TM > 0PMD is checkedEach body mass is scaled by the product of its own scale factors, then each body is scaled again by the ratio of the target mass to the sum of the scaled masses. The scaled model mass will equal the input target mass.
TM > 0PMD is uncheckedThe mass of each body is proportionally scaled by the ratio of the target mass to original mass. The scaled model mass will equal the input target mass.
TM <= 0PMD is checkedNone of the body masses change. The scaled model mass will not change.
TM <= 0PMD is uncheckedEach body mass is scaled by the product of its own scale factors. The scaled model mass will equal the sum of all the newly scaled body masses.

Step 4 - Scaling Muscles and Other Model Components that Depend on Length

Components in a model that depend on distances or lengths, like ligaments (as of version 3.3) and muscle actuators, are next updated. For example, a muscle’s new optimal_fiber_length and tendon_slack_length are computed during the scaling process. A scale factor is computed as the ratio of the length before scaling to the length after scaling and the result is used to scale the component's length-dependent properties. The process is complicated by the fact that parameters like a muscle's length are configuration dependent, thus OpenSim tries to maintain the model configuration across scaling.

As of OpenSim version 3.3, ligament geometry and resting length are also scaled by the Scale Tool. Some model components do not have a way to handle scaling (e.g. coupler-constraints and ligaments in versions 3.2 and earlier) and need to be scaled manually by the user.

Muscle strengths are not scaled during the scaling process, and any updates must also be made by the user.

Marker Placement

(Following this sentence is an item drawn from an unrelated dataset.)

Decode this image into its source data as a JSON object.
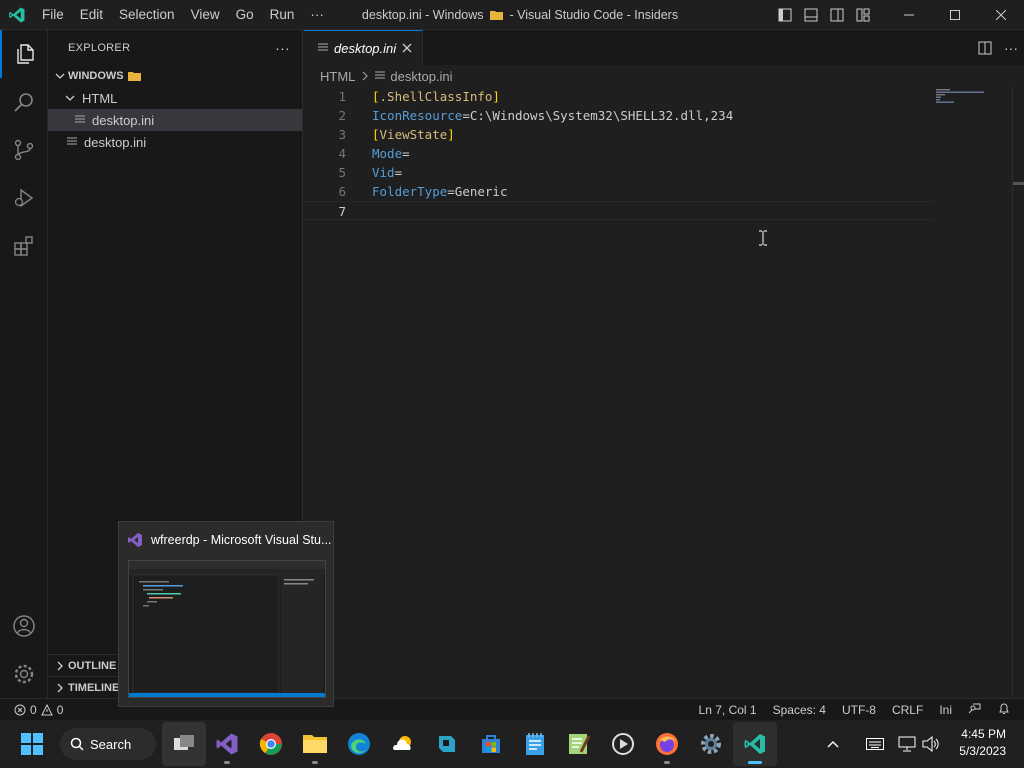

After scaling the model, the next step is to move the model's markers to match experimental marker locations in a static pose. The static pose is computed by trying to match some combination of experimental marker positions and generalized coordinate values, as in the inverse kinematics (IK) step (How Inverse Kinematics Works). The marker locations corresponding to the static pose are computed by averaging the marker positions in a given .trc file across a user-specified time range. Just like IK, marker and coordinate weights are used to determine how strongly the algorithm should try to match them. Once a static pose is computed using the IK-based algorithm, all model markers (except for those designated as fixed) are moved to the averaged "static pose" positions of the experimental markers.